The ‘subtropical high’ is an area of high pressure, which suppresses precipitation and cloud formation, and has variable winds mixed with calm winds. Subtropical highs, otherwise known as ‘horse latitudes’ or ‘subtropical ridges’, are the latitudes between 30 and 35 degrees both north and south, where earth’s atmosphere is dominated by the high pressure area.


During the second-half of June 2020, this high pressure increased the north-south pressure gradient over the Saharan region, which resulted in the intensification of the northeasterly winds, producing highly intense dust emissions. In fact, the emissions were so intense that they were able to carry the Saharan dust plumes for approximately 8,000 km across the Atlantic Ocean to the Caribbean and the southern United States from 14 to 25 June 2020. Generally, on an average, a dust storm lasts only for two to three days.


The June 2020 phenomenon was made possible because the ‘subtropical high’ enhanced the north-easterlies that are responsible for dust emissions, and the anti-cyclonic circulation associated with the African Easterly Jet (AEJ), a jet stream around 5-km in altitude above the Saharan desert, moving from east to west.
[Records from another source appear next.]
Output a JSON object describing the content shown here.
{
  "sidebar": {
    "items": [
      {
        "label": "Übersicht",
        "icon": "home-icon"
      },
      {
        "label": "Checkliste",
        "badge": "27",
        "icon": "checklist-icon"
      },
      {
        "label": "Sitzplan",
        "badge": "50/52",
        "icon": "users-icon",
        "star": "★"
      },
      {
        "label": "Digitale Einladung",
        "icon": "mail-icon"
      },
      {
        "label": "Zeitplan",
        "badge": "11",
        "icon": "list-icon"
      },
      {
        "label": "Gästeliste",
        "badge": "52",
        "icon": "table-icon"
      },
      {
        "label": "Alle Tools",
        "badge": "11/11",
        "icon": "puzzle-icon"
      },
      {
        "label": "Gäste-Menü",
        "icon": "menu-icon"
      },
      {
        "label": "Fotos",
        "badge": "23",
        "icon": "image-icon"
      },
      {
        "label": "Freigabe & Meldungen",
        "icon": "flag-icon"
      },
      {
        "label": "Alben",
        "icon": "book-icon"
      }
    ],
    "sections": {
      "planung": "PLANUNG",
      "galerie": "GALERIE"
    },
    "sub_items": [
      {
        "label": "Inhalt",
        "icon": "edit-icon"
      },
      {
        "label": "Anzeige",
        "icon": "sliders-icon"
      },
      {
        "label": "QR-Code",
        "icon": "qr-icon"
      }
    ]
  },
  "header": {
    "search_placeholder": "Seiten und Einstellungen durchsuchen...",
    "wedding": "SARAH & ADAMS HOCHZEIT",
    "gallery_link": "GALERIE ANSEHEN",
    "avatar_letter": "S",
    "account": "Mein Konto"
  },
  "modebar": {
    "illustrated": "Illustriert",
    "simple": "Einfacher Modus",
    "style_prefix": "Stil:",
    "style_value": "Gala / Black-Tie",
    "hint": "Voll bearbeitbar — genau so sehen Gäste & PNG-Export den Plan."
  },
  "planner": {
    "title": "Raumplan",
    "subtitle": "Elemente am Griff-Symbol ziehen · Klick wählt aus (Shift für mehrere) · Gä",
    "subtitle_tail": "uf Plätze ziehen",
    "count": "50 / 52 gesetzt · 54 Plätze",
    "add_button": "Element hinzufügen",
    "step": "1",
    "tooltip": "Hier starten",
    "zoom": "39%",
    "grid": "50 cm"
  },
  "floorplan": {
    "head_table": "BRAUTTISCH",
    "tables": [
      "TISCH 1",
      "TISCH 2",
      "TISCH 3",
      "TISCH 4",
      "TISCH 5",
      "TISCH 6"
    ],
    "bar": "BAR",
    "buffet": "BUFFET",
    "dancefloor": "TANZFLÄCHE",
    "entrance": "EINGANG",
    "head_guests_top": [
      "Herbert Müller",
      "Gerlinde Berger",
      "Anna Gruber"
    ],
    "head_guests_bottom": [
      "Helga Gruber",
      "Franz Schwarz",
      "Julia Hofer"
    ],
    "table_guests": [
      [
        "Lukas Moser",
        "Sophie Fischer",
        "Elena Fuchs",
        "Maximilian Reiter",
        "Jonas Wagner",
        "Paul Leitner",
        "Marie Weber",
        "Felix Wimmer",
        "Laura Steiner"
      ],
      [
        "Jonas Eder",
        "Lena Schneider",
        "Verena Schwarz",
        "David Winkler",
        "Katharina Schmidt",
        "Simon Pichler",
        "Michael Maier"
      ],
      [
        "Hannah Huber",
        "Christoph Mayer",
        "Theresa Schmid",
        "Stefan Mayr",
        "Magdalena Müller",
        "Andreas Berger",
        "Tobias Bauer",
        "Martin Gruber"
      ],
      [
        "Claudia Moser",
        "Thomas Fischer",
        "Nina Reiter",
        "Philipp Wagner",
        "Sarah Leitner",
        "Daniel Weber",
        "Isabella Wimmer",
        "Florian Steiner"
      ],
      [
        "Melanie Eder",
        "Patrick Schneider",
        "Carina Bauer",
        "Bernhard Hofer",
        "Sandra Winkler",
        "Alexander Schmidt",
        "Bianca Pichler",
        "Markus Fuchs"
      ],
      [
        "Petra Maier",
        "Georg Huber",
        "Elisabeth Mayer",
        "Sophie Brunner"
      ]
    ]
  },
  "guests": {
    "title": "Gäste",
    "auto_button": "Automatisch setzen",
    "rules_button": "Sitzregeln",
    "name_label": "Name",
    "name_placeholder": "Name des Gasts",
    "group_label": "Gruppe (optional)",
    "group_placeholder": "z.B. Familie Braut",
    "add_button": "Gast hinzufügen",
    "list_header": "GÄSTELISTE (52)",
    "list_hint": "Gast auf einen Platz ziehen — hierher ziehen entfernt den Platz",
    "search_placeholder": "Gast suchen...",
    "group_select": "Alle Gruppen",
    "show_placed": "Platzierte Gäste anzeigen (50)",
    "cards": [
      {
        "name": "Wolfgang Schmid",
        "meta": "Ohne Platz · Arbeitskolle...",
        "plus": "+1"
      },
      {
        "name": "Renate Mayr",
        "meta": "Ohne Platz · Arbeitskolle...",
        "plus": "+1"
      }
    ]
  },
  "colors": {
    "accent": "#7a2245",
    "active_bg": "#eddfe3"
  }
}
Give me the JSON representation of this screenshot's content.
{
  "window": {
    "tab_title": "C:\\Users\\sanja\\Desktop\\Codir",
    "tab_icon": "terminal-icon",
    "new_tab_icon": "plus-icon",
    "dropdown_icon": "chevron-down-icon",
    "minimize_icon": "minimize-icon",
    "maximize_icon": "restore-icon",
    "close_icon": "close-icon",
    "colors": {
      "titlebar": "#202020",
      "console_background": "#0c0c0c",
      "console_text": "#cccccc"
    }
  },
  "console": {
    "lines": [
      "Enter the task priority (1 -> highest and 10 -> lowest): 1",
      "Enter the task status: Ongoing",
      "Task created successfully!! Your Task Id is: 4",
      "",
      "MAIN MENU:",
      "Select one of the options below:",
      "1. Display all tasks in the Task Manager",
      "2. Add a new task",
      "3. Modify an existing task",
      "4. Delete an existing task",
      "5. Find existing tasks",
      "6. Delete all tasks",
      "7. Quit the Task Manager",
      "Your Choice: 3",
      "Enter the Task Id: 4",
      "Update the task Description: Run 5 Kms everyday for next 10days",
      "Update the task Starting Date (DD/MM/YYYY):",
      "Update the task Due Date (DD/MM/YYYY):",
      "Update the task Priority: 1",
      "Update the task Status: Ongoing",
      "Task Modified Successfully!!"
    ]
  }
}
The intensification of the AEJ favored a rapid westward transport of the emitted dust, before the dust particles were able to settle, according to a paper by Dr. Diana Francis, Senior Scientist, Head of ENGEOS Lab, Khalifa University. The paper was published today in the journal Geophysical Research Letters GRL.


Previous studies on large dust storms over the Sahara and the Middle East have linked the occurrence of highs and lows in the mid-latitudes and subtropics to the reduced sea ice cover in the Arctic and the Arctic warming. By losing sea ice, the temperature gradient between high-latitudes and the subtropics/tropics is less steep, thus making the polar jet slower. When the polar jet is slow, it meanders, creating persistent highs and lows in the subtropics and mid-latitudes.


The study by Dr. Francis has found that dust emissions continued as long as the (subtropical) ‘high’ remained stationary and ceased only when the ‘high’ merged with the general circulation again by 25 June. The paper explains the causes of the ‘Godzilla’ dust storm and links it to the global circulation and possible changes in the Arctic.


Highlighting the storm’s significance to the GCC region, Dr. Francis said: “The most intense dust storm to date in the Arabian Gulf region occurred in September 2015 and caused disruption to normal life, impacting some of the strategic installations. This event was actually caused by disturbances in the polar jet as well, which led to the formation of a dry cyclone and emitted a large amount of dust, according to our previous studies in 2019. It is important to shed light on the causes and the state of variability of dust storms, both the frequency and the intensity, over the major dust sources around the globe.”


The Saharan desert is the major dust source followed by the Arabian Peninsula, which comes second in terms of the total amount of dust aerosols emitted annually.


Since desertification is expected to increase in the Arabian Gulf region due to climate change and rising temperatures, the study suggests initiatives are necessary to mitigate this environmental and economic threat, perhaps by increasing the vegetated areas by planting trees and other type of flora.


Dr. Francis added: “Studies on the dust storms will help understand their long-term variability and identify the main drivers from regional to global scale, in order to improve our capabilities in predicting them and predict their impacts on the daily life and activities.”


As for forecast, based on the results of the published study, for instance, the researchers have found that the development of a ‘wave-train’ in the northern hemisphere with alternated highs and lows would be an indicator of the potential occurrence of extreme weather events over the subtropics and tropics. The ‘subtropical high’ was part of a wave-train in the northern hemisphere.


“The importance of identifying the causes of such extreme events and their link to the global circulation resides in the fact that this will help to predict them at least a few days in advance,” concluded Dr. Francis.


Clarence Michael
English Editor Specialist
1 December 2020